But take a closer look at the out-of-towners to get a clue to their affection for the politician.

Vista limits individual campaign donations to no more than $440. But that didn't stop four businesses with shared urban development interests and the same mailing address (6885 Alton Pkwy. Suite 100 Irvine, California), from giving Campbell $1,760 on the same day last month, September 28.

Progressive Realty Partners is a property management group; Trico Capital Investments specializes in multi- family, mixed-use and retail properties; VASF 1 CA SPV, LLC is a Self-Storage business, and Hard Hat Inc. is a design/build firm.

At the City Council's March 8 meeting, Campbell proposed an amendment to the city's General Plan to change zoning on a 1.9 acre parcel of vacant land to allow Trico Capital Investments to build a two-story, commercial building with office/retail and storage space.  Hard Hat Inc. partnered with Trico in the plan. Seven months later the two companies joined to give Campbell $880 for his campaign.

Silvergate Development, the San Diego firm responsible for developing Vista's new City Hall, gave Campbell's campaign $440 the following day, on September 29. The development firm has a plan to demolish the Breeze Hill Shopping Center to build apartments, as well as another to build apartments at Creekside, next to Frazier Farms.

Silvergate has appealed to the City Council to overturn the Planning Commission's recent vote to require an Environmental Impact Report for the Breeze Hill apartment project. Deputy Mayor Amanda Rigby appealed an earlier Planning Commission's vote to approve the Creekside development. Both appeals are scheduled to be heard by the city Council at its November 15 meeting.

Pathfinder Management Co., partners with Silvergate on the Creekside apartment project, gave Campbell $440 on September 29.

The four partners of Integral Communities, a Real Estate firm in Newport Beach, kicked in a total of $1,760 to Campbell's campaign. They want a 17.7-acre site in South Vista to be rezoned to allow for a mixed-use project. A vote wasn't taken on it at the Council's January 12 meeting, but, as the Coast News reported, "a majority of Council members say they were open to the idea of rezoning the land at 2100 W. San Marcos Boulevard to allow for a mixed-use development. Vista Palomar, proposed by Integral Communities, would include 196 two- and three-bedroom condos and a 100-room four-story hotel. Deputy Mayor Amanda Rigby said she wanted to examine the differences between mixed-use and residential zoning before moving forward on the idea, but her colleagues expressed support for a housing development. Councilman Cody Campbell said he considered the proposal smart growth." (Hoa Quach, The Coast News, Jan. 12) http://www.thecoastnews.com/2016/01/15/new-condos-could-come-to-vista/

Ten corporate donors from Irvine, Newport Beach, La Jolla and San Diego gave Campbell's campaign a total of $4,400; twenty-five other non-residents of the city gave him $9,834; Six Vista voters gave him $2,640. Any question about how Campbell will vote at the November 15 City Council meeting, when the Council votes on whether to approve the Creekside and Breeze Hill development plans?

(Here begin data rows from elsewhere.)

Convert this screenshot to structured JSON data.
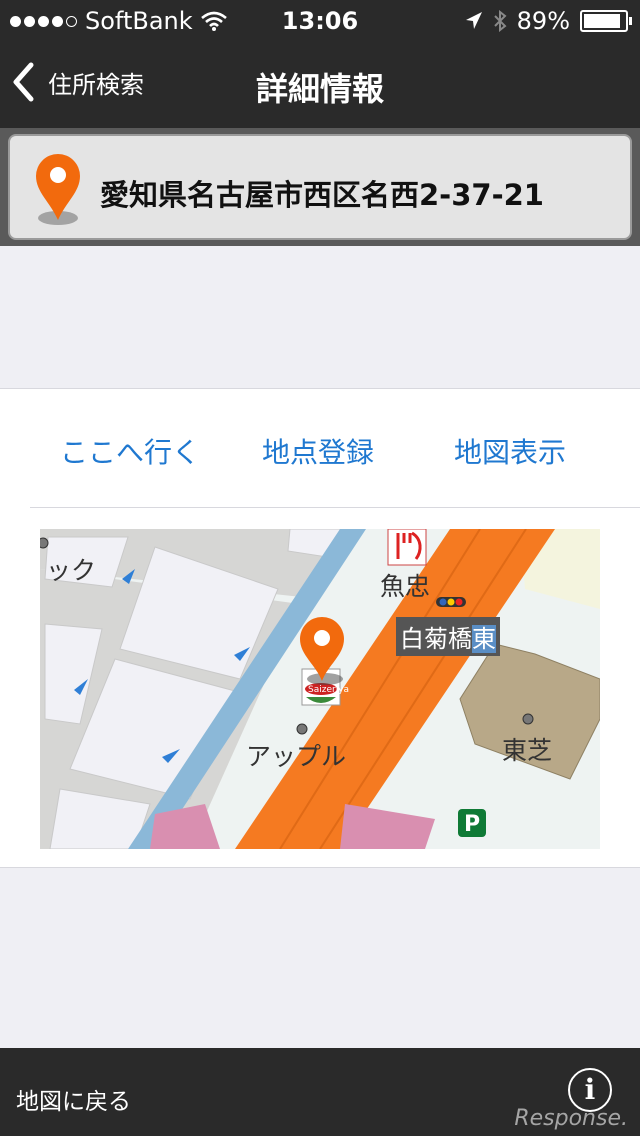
{
  "status_bar": {
    "carrier": "SoftBank",
    "time": "13:06",
    "battery": "89%",
    "battery_level": 0.89,
    "signal_bars": 4
  },
  "nav": {
    "back_label": "住所検索",
    "title": "詳細情報"
  },
  "address": {
    "text": "愛知県名古屋市西区名西2-37-21"
  },
  "actions": {
    "go_here": "ここへ行く",
    "register_point": "地点登録",
    "show_map": "地図表示"
  },
  "map": {
    "labels": {
      "top_left": "ック",
      "uochu": "魚忠",
      "shirakikubashi": "白菊橋",
      "higashi": "東",
      "apple": "アップル",
      "toshiba": "東芝",
      "parking": "P",
      "saizeriya": "Saizeriya"
    },
    "colors": {
      "main_road": "#f57a21",
      "river": "#8bb8d8",
      "building": "#d98fb0",
      "block": "#b8a888"
    }
  },
  "bottom_bar": {
    "back_to_map": "地図に戻る",
    "info": "i"
  },
  "watermark": "Response."
}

On November 8 Vistans will decide whether they want him there.